McDaid, then the project coordinator of WA-based engineering firm FEC, later stated he had no memory of getting drunk or starting a fight with his boss, Craig Davies.
Mr McDaid filed for unfair dismissal, criticising his employer for supplying alcohol at the Christmas party.
Fair Work Commission
er Bruce Williams rejected Mr McDaid's unfair dismissal claim, as the dismissal was not “harsh, unjust or unreasonable” under Section 385 of the Fair Work Act 2009
(Cth) (“the Act”).
Commissioner Williams said it was "not surprising" Mr McDaid was fired after the events at his staff Christmas party, and said employees who consume alcohol should be responsible for their actions.
"Whilst in some circumstances an employer that provides alcohol at a work function and takes no steps to ensure it is consumed responsibly may be culpable for events attributable to the consumption of alcohol, such as a drunken employee being injured falling down stairs, employees who drink will also be held responsible for their own actions,” Commissioner Williams told AFR.
"The fact that someone has been drinking when they behave badly may in part explain their actions but it should not be accepted as an excuse for that misbehavior,” he says.
“How much alcohol someone drinks is a choice they make, and with that choice comes consequences,"
Commissioner Williams said while McDaid’s boss didn’t exemplify model behaviour that night either, given his role as general manager, he only exchanged blows with McDaid in self defence and did not initiate the fight.
On the day of the Christmas party, McDaid’s company had organized a day of go-karting followed by a Christmas party at the work that evening.
FEC provided food, soft drinks and alcohol throughout the function, but did not set limits to the amount of alcohol available to each individual.
After getting drunk at the party, McDaid pushed a senior engineer, fully clothed, into the swimming pool. His boss approached him and told him to leave by saying "f--k off", McDaid responded: "You f--k off."
Then McDaid pushed his boss, causing him crash into the front gate, AFR reported. The two men then exchanged blows.
Although McDaid criticized his employer for allowing a free-flow of alcohol at the work party, the commission didn’t sympathize with his cause.
However, in an unrelated case last year the Fair Work Commission
ruled that a man who consumed 10 pints of beer, sexually harassed colleagues and told his bosses to “F—k off” was unfairly dismissed, partly because the company had supplied him with a free flow of alcohol.

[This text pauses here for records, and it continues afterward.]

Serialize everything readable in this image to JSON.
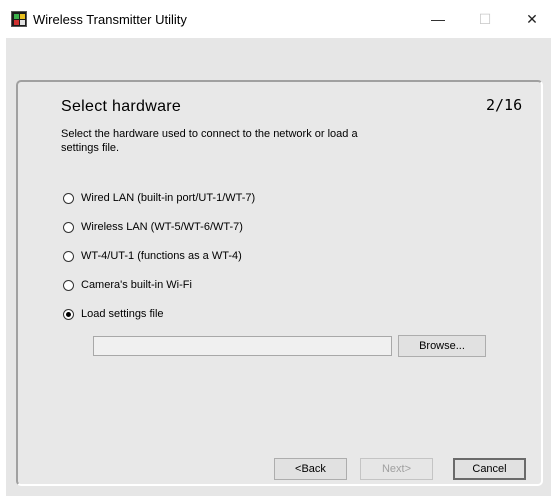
{
  "window": {
    "title": "Wireless Transmitter Utility",
    "controls": {
      "minimize": "—",
      "maximize": "☐",
      "close": "✕"
    }
  },
  "page": {
    "heading": "Select hardware",
    "page_indicator": "2/16",
    "description": "Select the hardware used to connect to the network or load a settings file."
  },
  "options": [
    {
      "label": "Wired LAN (built-in port/UT-1/WT-7)",
      "checked": false
    },
    {
      "label": "Wireless LAN (WT-5/WT-6/WT-7)",
      "checked": false
    },
    {
      "label": "WT-4/UT-1 (functions as a WT-4)",
      "checked": false
    },
    {
      "label": "Camera's built-in Wi-Fi",
      "checked": false
    },
    {
      "label": "Load settings file",
      "checked": true
    }
  ],
  "settings_file": {
    "value": "",
    "browse_label": "Browse..."
  },
  "footer": {
    "back_label": "<Back",
    "next_label": "Next>",
    "cancel_label": "Cancel"
  }
}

The commission also found employers may not be in a position to insist on standards of conduct at functions if they serve unlimited amounts of free alcohol, Fairfax Media reported.
Commission vice-president Adam Hatcher told Fairfax Media the employee's conduct was the result of his intoxication at the Christmas function and this was a "mitigating factor", in his bad behaviour.
"An exacerbating factor in that respect was the manner in which alcohol was served at the function. In my view, it is contradictory and self-defeating for an employer to require compliance with its usual standards of behaviour at a function but at the same time to allow the unlimited service of free alcohol at the function," Hatcher said.
"If alcohol is supplied in such a manner, it becomes entirely predictable that some individuals will consume an excessive amount and behave inappropriately."
Opinion: Can an employee be dismissed for misconduct following a work function?
A man who filed an unfair dismissal claim against his employer after being sacked for punching his boss in a drunken rage and throwing a co-worker into a swimming pool has lost his case.